Political parties pulled out all the stops to get your vote on May 7th. Behind the scenes, there was a media frenzy, with newspapers, TV outlets and polling companies all trying to get to grips with the mood of the nation.
When Barack Obama ran for his first US Presidential term, his use of social media and cloud was notable. His was a very modern campaign, with copious use of Twitter and YouTube to get the message across (alongside lengthy TV ads, naturally). His campaign won two awards at the Cannes Lions International Advertising Awards, with unanimous support from the judges.
Politics these days is a two-way street, and election campaigns are turning into conversations between the electorate and the parties. User involvement still requires people to stick flags in their garden, and posters in their window. But there’s more data, and a quicker turnaround, mostly thanks to increasing reliance on IT.
Behind all of this activity is a reliance on cloud computing. The Obama campaign could not have succeeded without the use of cloud-based storage powering sites like Instagram and MySpace (which was still a powerful tool at that time). Marketers are harvesting Big Data and using it to measure the mood of the people. Along with that goes a need to store, select, cleanse and control the data that marketers can use, so it meets compliance requirements.
Elections also inevitably attract funding and donations, and these donations are increasingly given online. For the first, award-winning Obama campaign, officials took more than 4 million online donations.
In terms of the future, no main party has explicitly mentioned the cloud, but its influence lurks under the surface. Many small businesses have fully bought in to the efficiency gains and cost savings that cloud computing presents. For a government, this is potentially gold dust.
We’ve seen hints at this shift during the current coalition government’s term in office, when Open Data standards have been part of policy, and the Gov.UK website has received an award-winning, responsive and accessible makeover. Government Digital Services are already making UK public services more efficient, and there is potential to roll this out at at a local level.
Anyone currently using the cloud knows that security and privacy are key concerns in business. For many, it’s important that data does not cross geographical boundaries and exit the EU, where different data laws exist. Political parties are keen to ensure that UK businesses can share data within Europe, and that means treading carefully around a potential EU exit. While cloud computing is rarely mentioned, the implications could be considerable if a referendum led to the UK going it alone.

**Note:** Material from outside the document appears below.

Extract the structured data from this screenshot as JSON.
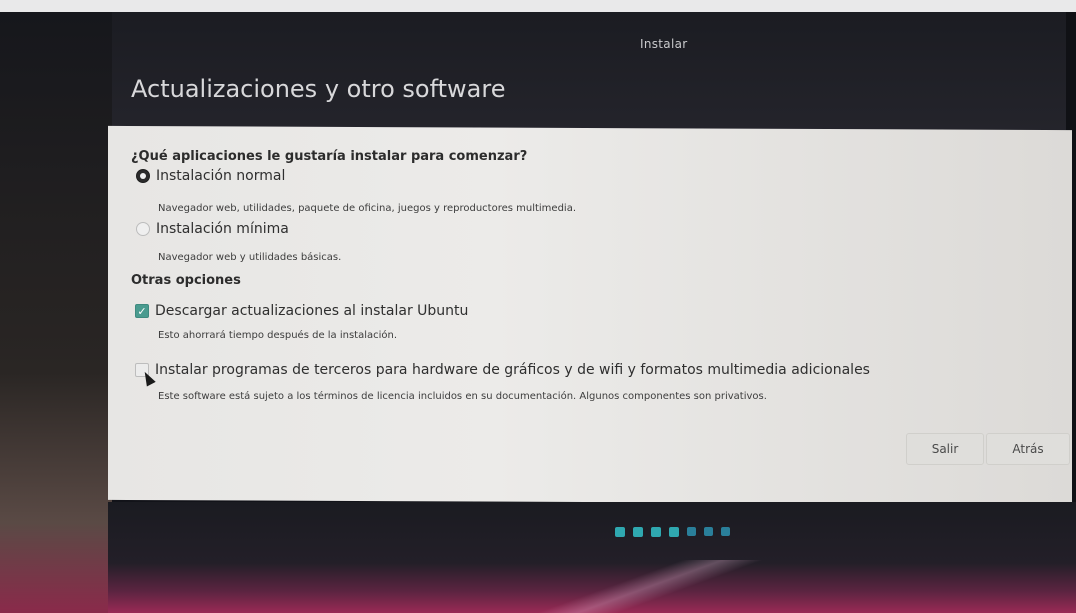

IT and business professionals will be interested in both facets of the election. They’ll note the way new technology is used in this gigantic marketing drive. And they’ll note the way policies will change the way we use technologies like cloud to drive identity management, data collection and quality service provision.